== Directions for this task ==
The entries below are to be repeated exactly as they stand.
BEGIN
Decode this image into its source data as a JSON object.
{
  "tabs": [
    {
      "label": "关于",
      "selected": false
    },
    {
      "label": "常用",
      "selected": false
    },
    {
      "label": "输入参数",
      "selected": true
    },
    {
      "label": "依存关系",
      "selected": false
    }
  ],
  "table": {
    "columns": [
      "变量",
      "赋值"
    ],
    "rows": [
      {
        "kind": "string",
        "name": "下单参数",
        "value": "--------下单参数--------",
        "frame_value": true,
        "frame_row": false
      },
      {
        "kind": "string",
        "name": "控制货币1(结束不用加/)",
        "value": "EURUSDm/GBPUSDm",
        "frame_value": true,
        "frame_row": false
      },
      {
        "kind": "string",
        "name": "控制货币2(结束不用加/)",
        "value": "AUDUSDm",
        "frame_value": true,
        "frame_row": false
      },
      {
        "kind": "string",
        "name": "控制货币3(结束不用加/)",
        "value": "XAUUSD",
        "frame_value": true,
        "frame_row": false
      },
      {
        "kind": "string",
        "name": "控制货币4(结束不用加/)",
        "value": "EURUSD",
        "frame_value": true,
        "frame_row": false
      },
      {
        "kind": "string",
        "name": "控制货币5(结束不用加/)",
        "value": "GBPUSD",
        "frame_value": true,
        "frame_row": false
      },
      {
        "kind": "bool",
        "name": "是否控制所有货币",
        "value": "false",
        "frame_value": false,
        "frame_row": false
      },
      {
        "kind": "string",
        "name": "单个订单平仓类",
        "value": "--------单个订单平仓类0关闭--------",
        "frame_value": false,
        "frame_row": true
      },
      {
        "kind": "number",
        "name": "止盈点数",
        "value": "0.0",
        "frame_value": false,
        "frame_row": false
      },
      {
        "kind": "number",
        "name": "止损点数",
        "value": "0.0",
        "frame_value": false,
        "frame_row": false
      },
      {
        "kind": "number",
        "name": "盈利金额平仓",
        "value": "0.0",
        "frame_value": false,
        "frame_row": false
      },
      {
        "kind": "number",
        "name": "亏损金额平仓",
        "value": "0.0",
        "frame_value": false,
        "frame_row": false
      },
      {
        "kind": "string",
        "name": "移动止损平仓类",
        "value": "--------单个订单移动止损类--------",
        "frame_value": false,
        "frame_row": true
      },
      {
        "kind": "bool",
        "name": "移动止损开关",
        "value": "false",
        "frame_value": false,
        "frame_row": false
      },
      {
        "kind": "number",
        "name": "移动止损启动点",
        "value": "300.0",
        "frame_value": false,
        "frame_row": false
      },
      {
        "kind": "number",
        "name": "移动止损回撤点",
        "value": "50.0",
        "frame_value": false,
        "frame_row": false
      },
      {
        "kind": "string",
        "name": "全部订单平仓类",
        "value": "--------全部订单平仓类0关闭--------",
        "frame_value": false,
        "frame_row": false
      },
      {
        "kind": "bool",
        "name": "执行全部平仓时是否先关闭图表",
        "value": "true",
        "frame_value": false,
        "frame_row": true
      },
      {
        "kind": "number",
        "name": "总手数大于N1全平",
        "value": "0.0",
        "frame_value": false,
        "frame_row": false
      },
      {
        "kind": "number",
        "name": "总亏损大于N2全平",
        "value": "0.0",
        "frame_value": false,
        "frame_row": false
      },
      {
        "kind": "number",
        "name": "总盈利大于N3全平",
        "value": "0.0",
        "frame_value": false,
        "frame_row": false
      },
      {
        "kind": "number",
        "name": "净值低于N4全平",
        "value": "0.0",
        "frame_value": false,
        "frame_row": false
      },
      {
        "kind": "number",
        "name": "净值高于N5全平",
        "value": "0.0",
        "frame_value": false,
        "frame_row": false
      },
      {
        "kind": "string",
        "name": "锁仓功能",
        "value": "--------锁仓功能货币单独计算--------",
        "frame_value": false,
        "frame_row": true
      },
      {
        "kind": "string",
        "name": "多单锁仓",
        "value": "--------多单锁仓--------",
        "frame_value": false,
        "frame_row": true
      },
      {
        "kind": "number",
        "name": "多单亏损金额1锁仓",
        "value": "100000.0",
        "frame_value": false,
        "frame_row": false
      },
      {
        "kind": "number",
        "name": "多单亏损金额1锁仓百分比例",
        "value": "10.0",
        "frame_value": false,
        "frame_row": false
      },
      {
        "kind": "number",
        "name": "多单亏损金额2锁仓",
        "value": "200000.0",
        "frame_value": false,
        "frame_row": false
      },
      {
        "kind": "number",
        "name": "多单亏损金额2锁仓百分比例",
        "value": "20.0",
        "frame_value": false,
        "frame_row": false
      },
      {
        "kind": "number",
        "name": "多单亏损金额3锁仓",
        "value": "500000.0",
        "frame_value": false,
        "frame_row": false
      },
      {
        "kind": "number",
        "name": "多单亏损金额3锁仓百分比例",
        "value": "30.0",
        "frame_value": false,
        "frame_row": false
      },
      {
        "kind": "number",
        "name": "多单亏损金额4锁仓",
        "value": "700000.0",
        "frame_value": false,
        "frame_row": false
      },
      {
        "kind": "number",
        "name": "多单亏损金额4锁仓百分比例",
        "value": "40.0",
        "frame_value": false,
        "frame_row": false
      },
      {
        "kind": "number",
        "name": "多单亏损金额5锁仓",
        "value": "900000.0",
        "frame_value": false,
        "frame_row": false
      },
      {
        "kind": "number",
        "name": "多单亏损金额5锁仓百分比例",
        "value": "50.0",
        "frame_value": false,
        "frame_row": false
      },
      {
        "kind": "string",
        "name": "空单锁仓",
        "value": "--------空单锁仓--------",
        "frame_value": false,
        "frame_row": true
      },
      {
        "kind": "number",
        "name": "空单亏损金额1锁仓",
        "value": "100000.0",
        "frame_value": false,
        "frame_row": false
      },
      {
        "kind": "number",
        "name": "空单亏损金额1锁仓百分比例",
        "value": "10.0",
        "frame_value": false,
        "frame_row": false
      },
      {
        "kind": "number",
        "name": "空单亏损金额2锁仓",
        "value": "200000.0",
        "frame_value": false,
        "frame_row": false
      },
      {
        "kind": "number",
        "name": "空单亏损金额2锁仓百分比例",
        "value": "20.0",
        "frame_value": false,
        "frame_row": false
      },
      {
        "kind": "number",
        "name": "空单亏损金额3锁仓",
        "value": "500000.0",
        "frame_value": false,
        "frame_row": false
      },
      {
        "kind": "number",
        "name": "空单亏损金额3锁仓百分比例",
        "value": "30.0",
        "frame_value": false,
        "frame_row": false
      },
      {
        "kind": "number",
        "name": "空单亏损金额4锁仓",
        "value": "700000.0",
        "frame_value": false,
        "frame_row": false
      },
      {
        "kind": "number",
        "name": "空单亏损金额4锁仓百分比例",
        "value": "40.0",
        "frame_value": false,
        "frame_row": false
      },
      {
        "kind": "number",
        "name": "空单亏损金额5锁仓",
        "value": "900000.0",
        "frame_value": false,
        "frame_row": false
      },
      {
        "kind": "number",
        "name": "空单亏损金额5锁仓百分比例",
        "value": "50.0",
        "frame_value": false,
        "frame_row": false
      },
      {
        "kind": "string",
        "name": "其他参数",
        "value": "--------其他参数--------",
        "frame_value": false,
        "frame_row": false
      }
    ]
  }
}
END
== Task solution ==
Decode this image into its source data as a JSON object.
{
  "tabs": [
    {
      "label": "关于",
      "selected": false
    },
    {
      "label": "常用",
      "selected": false
    },
    {
      "label": "输入参数",
      "selected": true
    },
    {
      "label": "依存关系",
      "selected": false
    }
  ],
  "table": {
    "columns": [
      "变量",
      "赋值"
    ],
    "rows": [
      {
        "kind": "string",
        "name": "下单参数",
        "value": "--------下单参数--------",
        "frame_value": true,
        "frame_row": false
      },
      {
        "kind": "string",
        "name": "控制货币1(结束不用加/)",
        "value": "EURUSDm/GBPUSDm",
        "frame_value": true,
        "frame_row": false
      },
      {
        "kind": "string",
        "name": "控制货币2(结束不用加/)",
        "value": "AUDUSDm",
        "frame_value": true,
        "frame_row": false
      },
      {
        "kind": "string",
        "name": "控制货币3(结束不用加/)",
        "value": "XAUUSD",
        "frame_value": true,
        "frame_row": false
      },
      {
        "kind": "string",
        "name": "控制货币4(结束不用加/)",
        "value": "EURUSD",
        "frame_value": true,
        "frame_row": false
      },
      {
        "kind": "string",
        "name": "控制货币5(结束不用加/)",
        "value": "GBPUSD",
        "frame_value": true,
        "frame_row": false
      },
      {
        "kind": "bool",
        "name": "是否控制所有货币",
        "value": "false",
        "frame_value": false,
        "frame_row": false
      },
      {
        "kind": "string",
        "name": "单个订单平仓类",
        "value": "--------单个订单平仓类0关闭--------",
        "frame_value": false,
        "frame_row": true
      },
      {
        "kind": "number",
        "name": "止盈点数",
        "value": "0.0",
        "frame_value": false,
        "frame_row": false
      },
      {
        "kind": "number",
        "name": "止损点数",
        "value": "0.0",
        "frame_value": false,
        "frame_row": false
      },
      {
        "kind": "number",
        "name": "盈利金额平仓",
        "value": "0.0",
        "frame_value": false,
        "frame_row": false
      },
      {
        "kind": "number",
        "name": "亏损金额平仓",
        "value": "0.0",
        "frame_value": false,
        "frame_row": false
      },
      {
        "kind": "string",
        "name": "移动止损平仓类",
        "value": "--------单个订单移动止损类--------",
        "frame_value": false,
        "frame_row": true
      },
      {
        "kind": "bool",
        "name": "移动止损开关",
        "value": "false",
        "frame_value": false,
        "frame_row": false
      },
      {
        "kind": "number",
        "name": "移动止损启动点",
        "value": "300.0",
        "frame_value": false,
        "frame_row": false
      },
      {
        "kind": "number",
        "name": "移动止损回撤点",
        "value": "50.0",
        "frame_value": false,
        "frame_row": false
      },
      {
        "kind": "string",
        "name": "全部订单平仓类",
        "value": "--------全部订单平仓类0关闭--------",
        "frame_value": false,
        "frame_row": false
      },
      {
        "kind": "bool",
        "name": "执行全部平仓时是否先关闭图表",
        "value": "true",
        "frame_value": false,
        "frame_row": true
      },
      {
        "kind": "number",
        "name": "总手数大于N1全平",
        "value": "0.0",
        "frame_value": false,
        "frame_row": false
      },
      {
        "kind": "number",
        "name": "总亏损大于N2全平",
        "value": "0.0",
        "frame_value": false,
        "frame_row": false
      },
      {
        "kind": "number",
        "name": "总盈利大于N3全平",
        "value": "0.0",
        "frame_value": false,
        "frame_row": false
      },
      {
        "kind": "number",
        "name": "净值低于N4全平",
        "value": "0.0",
        "frame_value": false,
        "frame_row": false
      },
      {
        "kind": "number",
        "name": "净值高于N5全平",
        "value": "0.0",
        "frame_value": false,
        "frame_row": false
      },
      {
        "kind": "string",
        "name": "锁仓功能",
        "value": "--------锁仓功能货币单独计算--------",
        "frame_value": false,
        "frame_row": true
      },
      {
        "kind": "string",
        "name": "多单锁仓",
        "value": "--------多单锁仓--------",
        "frame_value": false,
        "frame_row": true
      },
      {
        "kind": "number",
        "name": "多单亏损金额1锁仓",
        "value": "100000.0",
        "frame_value": false,
        "frame_row": false
      },
      {
        "kind": "number",
        "name": "多单亏损金额1锁仓百分比例",
        "value": "10.0",
        "frame_value": false,
        "frame_row": false
      },
      {
        "kind": "number",
        "name": "多单亏损金额2锁仓",
        "value": "200000.0",
        "frame_value": false,
        "frame_row": false
      },
      {
        "kind": "number",
        "name": "多单亏损金额2锁仓百分比例",
        "value": "20.0",
        "frame_value": false,
        "frame_row": false
      },
      {
        "kind": "number",
        "name": "多单亏损金额3锁仓",
        "value": "500000.0",
        "frame_value": false,
        "frame_row": false
      },
      {
        "kind": "number",
        "name": "多单亏损金额3锁仓百分比例",
        "value": "30.0",
        "frame_value": false,
        "frame_row": false
      },
      {
        "kind": "number",
        "name": "多单亏损金额4锁仓",
        "value": "700000.0",
        "frame_value": false,
        "frame_row": false
      },
      {
        "kind": "number",
        "name": "多单亏损金额4锁仓百分比例",
        "value": "40.0",
        "frame_value": false,
        "frame_row": false
      },
      {
        "kind": "number",
        "name": "多单亏损金额5锁仓",
        "value": "900000.0",
        "frame_value": false,
        "frame_row": false
      },
      {
        "kind": "number",
        "name": "多单亏损金额5锁仓百分比例",
        "value": "50.0",
        "frame_value": false,
        "frame_row": false
      },
      {
        "kind": "string",
        "name": "空单锁仓",
        "value": "--------空单锁仓--------",
        "frame_value": false,
        "frame_row": true
      },
      {
        "kind": "number",
        "name": "空单亏损金额1锁仓",
        "value": "100000.0",
        "frame_value": false,
        "frame_row": false
      },
      {
        "kind": "number",
        "name": "空单亏损金额1锁仓百分比例",
        "value": "10.0",
        "frame_value": false,
        "frame_row": false
      },
      {
        "kind": "number",
        "name": "空单亏损金额2锁仓",
        "value": "200000.0",
        "frame_value": false,
        "frame_row": false
      },
      {
        "kind": "number",
        "name": "空单亏损金额2锁仓百分比例",
        "value": "20.0",
        "frame_value": false,
        "frame_row": false
      },
      {
        "kind": "number",
        "name": "空单亏损金额3锁仓",
        "value": "500000.0",
        "frame_value": false,
        "frame_row": false
      },
      {
        "kind": "number",
        "name": "空单亏损金额3锁仓百分比例",
        "value": "30.0",
        "frame_value": false,
        "frame_row": false
      },
      {
        "kind": "number",
        "name": "空单亏损金额4锁仓",
        "value": "700000.0",
        "frame_value": false,
        "frame_row": false
      },
      {
        "kind": "number",
        "name": "空单亏损金额4锁仓百分比例",
        "value": "40.0",
        "frame_value": false,
        "frame_row": false
      },
      {
        "kind": "number",
        "name": "空单亏损金额5锁仓",
        "value": "900000.0",
        "frame_value": false,
        "frame_row": false
      },
      {
        "kind": "number",
        "name": "空单亏损金额5锁仓百分比例",
        "value": "50.0",
        "frame_value": false,
        "frame_row": false
      },
      {
        "kind": "string",
        "name": "其他参数",
        "value": "--------其他参数--------",
        "frame_value": false,
        "frame_row": false
      }
    ]
  }
}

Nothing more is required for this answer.